There is often confusion over the words 'effect' and 'affect'. In order to understand which to use, you must know the difference between a
noun and a verb. This is because
effect is a noun; whereas, affect is a verb. However, there are tricks to get around this.
(See 'Hot Tip' right.)
Difference between Affect and Effect
What effect did foot-and-mouth disease have on your business?
(effect - noun)
("What consequence did foot-and-mouth..." < sounds ok; effect is correct)
Did foot-and-mouth disease affect your business?
(affect - verb)
("Did foot-and-mouth disease transform your business?" < sounds ok; affect
Do not allow this incident to effect your decision.
("...to outcome/consequence/appearance your decision" < nonsense; effect
("...to transform your decision" < sounds ok; affect is correct.)
That spiral effect is effecting my eyes.
Select the correct version:|
A LITTLE TRICK TO SPOT 'EFFECT' |
The word effect has several meanings. It can mean outcome, consequence or

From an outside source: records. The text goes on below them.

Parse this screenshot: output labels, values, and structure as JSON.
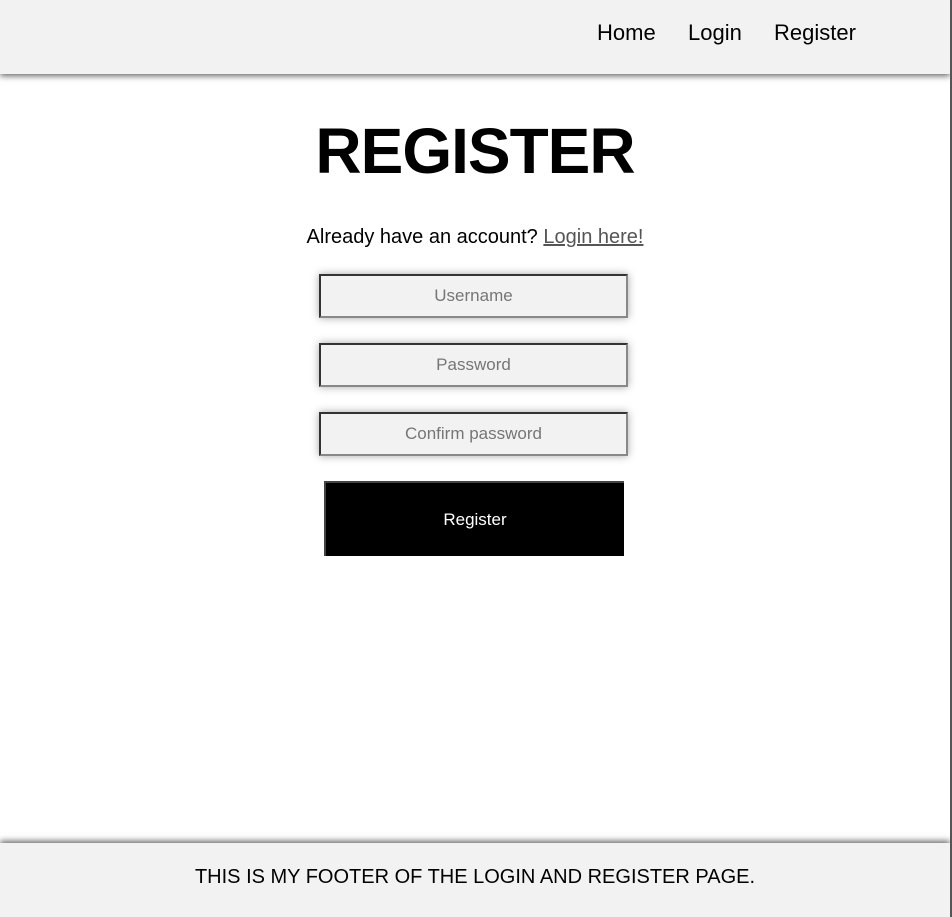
{
  "nav": {
    "home": "Home",
    "login": "Login",
    "register": "Register"
  },
  "main": {
    "title": "REGISTER",
    "account_prompt": "Already have an account?",
    "login_link": "Login here!",
    "username_placeholder": "Username",
    "password_placeholder": "Password",
    "confirm_placeholder": "Confirm password",
    "submit_label": "Register"
  },
  "footer": {
    "text": "THIS IS MY FOOTER OF THE LOGIN AND REGISTER PAGE."
  },
  "colors": {
    "bar_background": "#f2f2f2",
    "button_background": "#000000",
    "link": "#555555"
  }
}
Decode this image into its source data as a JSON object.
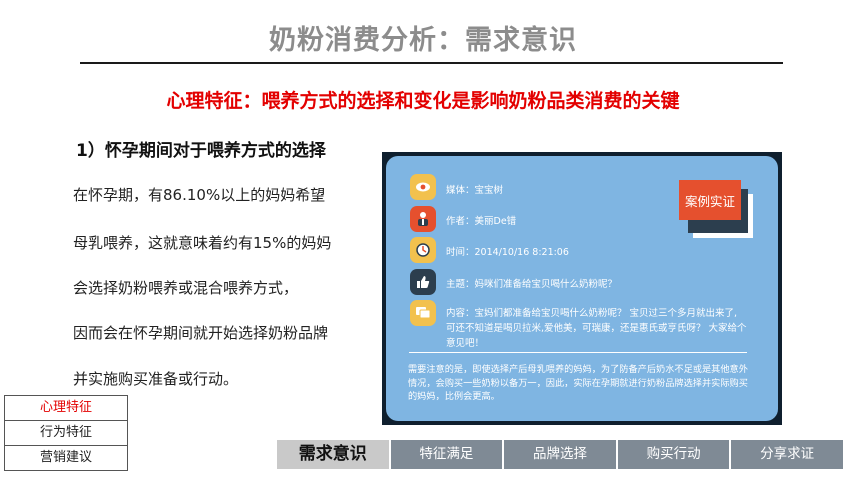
{
  "header": {
    "title": "奶粉消费分析：需求意识"
  },
  "subtitle": "心理特征：喂养方式的选择和变化是影响奶粉品类消费的关键",
  "question": "1）怀孕期间对于喂养方式的选择",
  "paragraph": [
    "在怀孕期，有86.10%以上的妈妈希望",
    "母乳喂养，这就意味着约有15%的妈妈",
    "会选择奶粉喂养或混合喂养方式，",
    "因而会在怀孕期间就开始选择奶粉品牌",
    "并实施购买准备或行动。"
  ],
  "side_nav": {
    "items": [
      "心理特征",
      "行为特征",
      "营销建议"
    ],
    "active": "心理特征"
  },
  "card": {
    "stamp": "案例实证",
    "rows": [
      {
        "icon": "eye-icon",
        "color": "#f2c14e",
        "lines": [
          "媒体：宝宝树"
        ]
      },
      {
        "icon": "person-icon",
        "color": "#e5502e",
        "lines": [
          "作者：美丽De错"
        ]
      },
      {
        "icon": "clock-icon",
        "color": "#f2c14e",
        "lines": [
          "时间：2014/10/16  8:21:06"
        ]
      },
      {
        "icon": "thumbs-up-icon",
        "color": "#2c3e4e",
        "lines": [
          "主题：妈咪们准备给宝贝喝什么奶粉呢？"
        ]
      },
      {
        "icon": "chat-icon",
        "color": "#f2c14e",
        "lines": [
          "内容：宝妈们都准备给宝贝喝什么奶粉呢？ 宝贝过三个多月就出来了,",
          "可还不知道是喝贝拉米,爱他美，可瑞康，还是惠氏或亨氏呀？ 大家给个",
          "意见吧！"
        ]
      }
    ],
    "note": "需要注意的是，即使选择产后母乳喂养的妈妈，为了防备产后奶水不足或是其他意外情况，会购买一些奶粉以备万一，因此，实际在孕期就进行奶粉品牌选择并实际购买的妈妈，比例会更高。"
  },
  "tabs": {
    "items": [
      "需求意识",
      "特征满足",
      "品牌选择",
      "购买行动",
      "分享求证"
    ],
    "active": "需求意识"
  }
}
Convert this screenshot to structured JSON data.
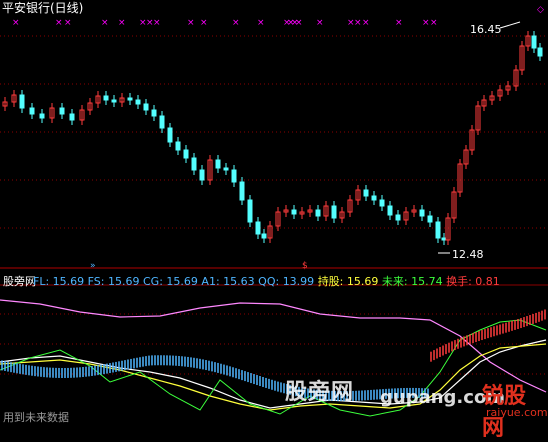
{
  "header": {
    "title": "平安银行(日线)"
  },
  "price_pane": {
    "high_label": "16.45",
    "low_label": "12.48"
  },
  "indicator_pane": {
    "name": "股旁网",
    "items": [
      {
        "label": "FL: ",
        "value": "15.69",
        "color": "#4fb5ff"
      },
      {
        "label": "FS: ",
        "value": "15.69",
        "color": "#4fb5ff"
      },
      {
        "label": "CG: ",
        "value": "15.69",
        "color": "#4fb5ff"
      },
      {
        "label": "A1: ",
        "value": "15.63",
        "color": "#4fb5ff"
      },
      {
        "label": "QQ: ",
        "value": "13.99",
        "color": "#4fb5ff"
      },
      {
        "label": "持股: ",
        "value": "15.69",
        "color": "#ffff3c"
      },
      {
        "label": "未来: ",
        "value": "15.74",
        "color": "#3cff3c"
      },
      {
        "label": "换手: ",
        "value": "0.81",
        "color": "#ff3c3c"
      }
    ]
  },
  "watermarks": {
    "site_cn": "股旁网",
    "site_url": "gupang.com",
    "logo_text": "锐股网",
    "logo_url": "raiyue.com"
  },
  "footer": {
    "text": "用到未来数据"
  },
  "colors": {
    "up": "#ff3c3c",
    "down": "#54ffff",
    "cross": "#ff00ff",
    "background": "#000000",
    "grid": "#8b0000"
  }
}
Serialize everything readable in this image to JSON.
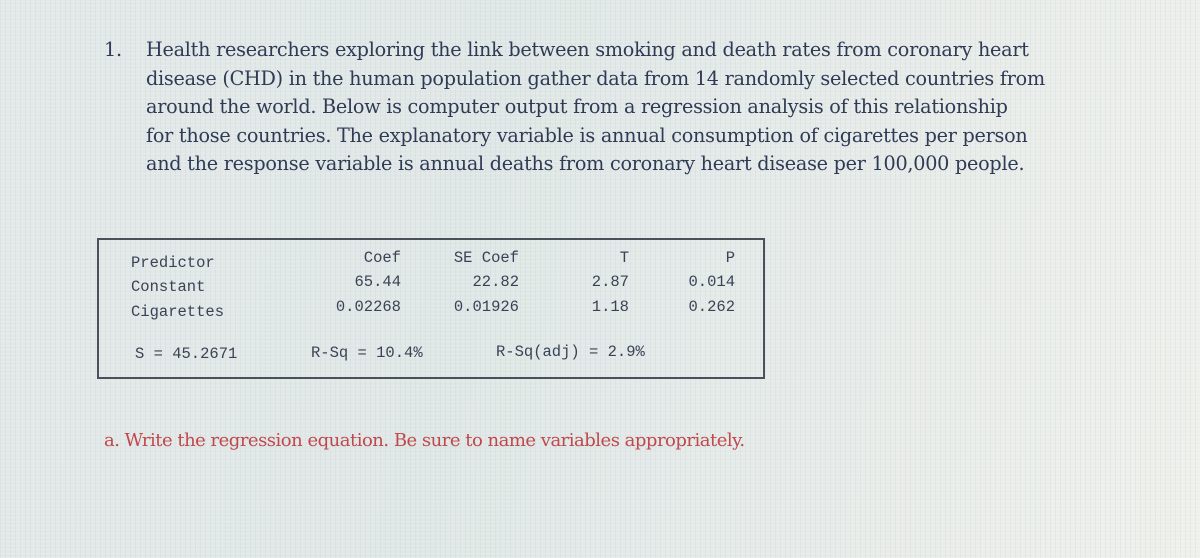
{
  "question": {
    "number": "1.",
    "lines": [
      "Health researchers exploring the link between smoking and death rates from coronary heart",
      "disease (CHD) in the human population gather data from 14 randomly selected countries from",
      "around the world.  Below is computer output from a regression analysis of this relationship",
      "for those countries.  The explanatory variable is annual consumption of cigarettes per person",
      "and the response variable is annual deaths from coronary heart disease per 100,000 people."
    ]
  },
  "regression_output": {
    "headers": [
      "Predictor",
      "Coef",
      "SE Coef",
      "T",
      "P"
    ],
    "rows": [
      [
        "Constant",
        "65.44",
        "22.82",
        "2.87",
        "0.014"
      ],
      [
        "Cigarettes",
        "0.02268",
        "0.01926",
        "1.18",
        "0.262"
      ]
    ],
    "summary": {
      "s": "S = 45.2671",
      "rsq": "R-Sq = 10.4%",
      "rsq_adj": "R-Sq(adj) = 2.9%"
    }
  },
  "part_a": "a. Write the regression equation.  Be sure to name variables appropriately."
}
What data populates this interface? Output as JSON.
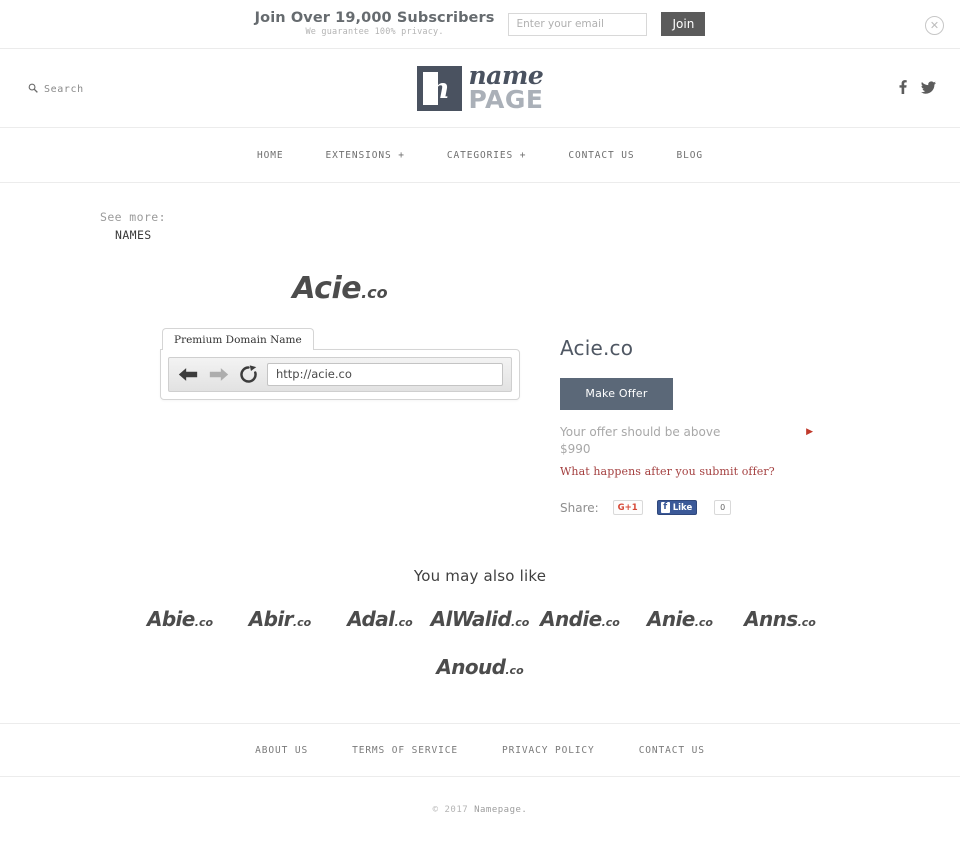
{
  "subscribe": {
    "title": "Join Over 19,000 Subscribers",
    "subtitle": "We guarantee 100% privacy.",
    "email_placeholder": "Enter your email",
    "email_value": "",
    "join_label": "Join",
    "close_icon": "close-circle-icon"
  },
  "header": {
    "search_label": "Search",
    "search_icon": "search-icon",
    "logo_mark": "n",
    "logo_name": "name",
    "logo_page": "PAGE",
    "social": [
      {
        "name": "facebook-icon",
        "glyph": "f"
      },
      {
        "name": "twitter-icon",
        "glyph": "t"
      }
    ]
  },
  "nav": {
    "items": [
      {
        "label": "HOME"
      },
      {
        "label": "EXTENSIONS +"
      },
      {
        "label": "CATEGORIES +"
      },
      {
        "label": "CONTACT US"
      },
      {
        "label": "BLOG"
      }
    ]
  },
  "breadcrumb": {
    "label": "See more:",
    "value": "NAMES"
  },
  "domain": {
    "name": "Acie",
    "tld": ".co",
    "full": "Acie.co"
  },
  "browser": {
    "tab_label": "Premium Domain Name",
    "back_icon": "back-arrow-icon",
    "forward_icon": "forward-arrow-icon",
    "reload_icon": "reload-icon",
    "url": "http://acie.co"
  },
  "offer": {
    "title": "Acie.co",
    "button_label": "Make Offer",
    "hint_line1": "Your offer should be above",
    "hint_line2": "$990",
    "minimum_price": "$990",
    "link_label": "What happens after you submit offer?",
    "marker_icon": "red-arrow-marker-icon",
    "share_label": "Share:",
    "gplus_label": "G+1",
    "fb_like_label": "Like",
    "fb_count": "0"
  },
  "also_like": {
    "title": "You may also like",
    "row1": [
      {
        "name": "Abie",
        "tld": ".co"
      },
      {
        "name": "Abir",
        "tld": ".co"
      },
      {
        "name": "Adal",
        "tld": ".co"
      },
      {
        "name": "Al",
        "name_dim": "Walid",
        "tld": ".co"
      },
      {
        "name": "Andie",
        "tld": ".co"
      },
      {
        "name": "Anie",
        "tld": ".co"
      },
      {
        "name": "Anns",
        "tld": ".co"
      }
    ],
    "row2": [
      {
        "name": "Anoud",
        "tld": ".co"
      }
    ]
  },
  "footer": {
    "links": [
      {
        "label": "ABOUT US"
      },
      {
        "label": "TERMS OF SERVICE"
      },
      {
        "label": "PRIVACY POLICY"
      },
      {
        "label": "CONTACT US"
      }
    ],
    "copyright_year": "© 2017",
    "copyright_name": "Namepage."
  },
  "colors": {
    "logo_navy": "#4a5260",
    "button_slate": "#5b6878",
    "join_gray": "#5b5b5b",
    "link_red": "#a44040",
    "facebook_blue": "#3b5998",
    "gplus_red": "#d64937"
  }
}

appearance. Try using one of these instead of effect. If the sentence still makes sense, then
effect is almost certainly correct.
(This trick works because effect is a noun, just like the words outcome,
consequence and appearance. )
A LITTLE TRICK TO SPOT 'AFFECT'
Try using the verb 'to transform' (in its various forms; e.g., transforming, transformed,
transforms) instead of affect. If the sentence still makes sense, then affect is almost certainly correct. However, if you find yourself using
transformation then you should be using effect, because both are nouns.
(This trick works because 'to transform' is a verb, just like 'to affect'. )
There should be no confusion with 'affecting' or 'affected'. These are always verbs.
There is a verb 'to effect'. It is quite rare, but useful in business writing. It means
'to bring into being'.
The new policy will be effected as soon as the paper is signed.